*** Study material ***

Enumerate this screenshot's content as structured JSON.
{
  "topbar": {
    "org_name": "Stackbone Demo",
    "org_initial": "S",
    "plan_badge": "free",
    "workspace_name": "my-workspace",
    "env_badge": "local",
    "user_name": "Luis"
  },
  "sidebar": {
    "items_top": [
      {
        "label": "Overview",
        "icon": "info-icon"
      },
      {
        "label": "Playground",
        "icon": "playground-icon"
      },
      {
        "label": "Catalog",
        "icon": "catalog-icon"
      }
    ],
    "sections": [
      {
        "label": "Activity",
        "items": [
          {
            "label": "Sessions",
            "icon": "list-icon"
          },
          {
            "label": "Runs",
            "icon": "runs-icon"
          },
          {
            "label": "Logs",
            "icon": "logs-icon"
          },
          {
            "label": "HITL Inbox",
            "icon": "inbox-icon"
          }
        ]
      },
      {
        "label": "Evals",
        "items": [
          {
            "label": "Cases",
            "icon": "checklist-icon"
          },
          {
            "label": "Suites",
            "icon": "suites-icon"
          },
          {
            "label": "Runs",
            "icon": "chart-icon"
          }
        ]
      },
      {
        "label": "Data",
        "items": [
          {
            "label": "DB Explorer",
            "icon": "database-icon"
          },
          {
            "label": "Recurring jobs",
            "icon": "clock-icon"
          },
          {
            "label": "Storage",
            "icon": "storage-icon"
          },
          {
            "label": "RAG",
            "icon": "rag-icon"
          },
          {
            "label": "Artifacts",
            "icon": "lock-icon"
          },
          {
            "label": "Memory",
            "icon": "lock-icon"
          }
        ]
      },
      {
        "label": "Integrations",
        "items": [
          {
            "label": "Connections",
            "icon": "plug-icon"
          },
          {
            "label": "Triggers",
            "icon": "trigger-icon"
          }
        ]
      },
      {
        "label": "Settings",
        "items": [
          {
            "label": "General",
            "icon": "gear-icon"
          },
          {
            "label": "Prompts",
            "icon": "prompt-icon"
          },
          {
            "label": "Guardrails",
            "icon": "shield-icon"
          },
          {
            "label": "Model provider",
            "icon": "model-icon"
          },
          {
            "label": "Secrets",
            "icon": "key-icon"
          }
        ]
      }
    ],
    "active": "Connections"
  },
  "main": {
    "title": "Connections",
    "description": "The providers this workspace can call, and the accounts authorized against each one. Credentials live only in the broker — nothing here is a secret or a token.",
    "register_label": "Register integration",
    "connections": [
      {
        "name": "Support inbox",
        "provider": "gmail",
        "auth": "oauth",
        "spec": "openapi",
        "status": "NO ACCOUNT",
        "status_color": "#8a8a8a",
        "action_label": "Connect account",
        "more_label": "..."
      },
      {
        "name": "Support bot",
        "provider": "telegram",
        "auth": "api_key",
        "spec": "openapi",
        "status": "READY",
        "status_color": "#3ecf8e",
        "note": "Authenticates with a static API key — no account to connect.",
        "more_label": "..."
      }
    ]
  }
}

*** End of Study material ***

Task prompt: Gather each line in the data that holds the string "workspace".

Response below:
    "workspace_name": "my-workspace",
    "description": "The providers this workspace can call, and the accounts authorized against each one. Credentials live only in the broker — nothing here is a secret or a token.",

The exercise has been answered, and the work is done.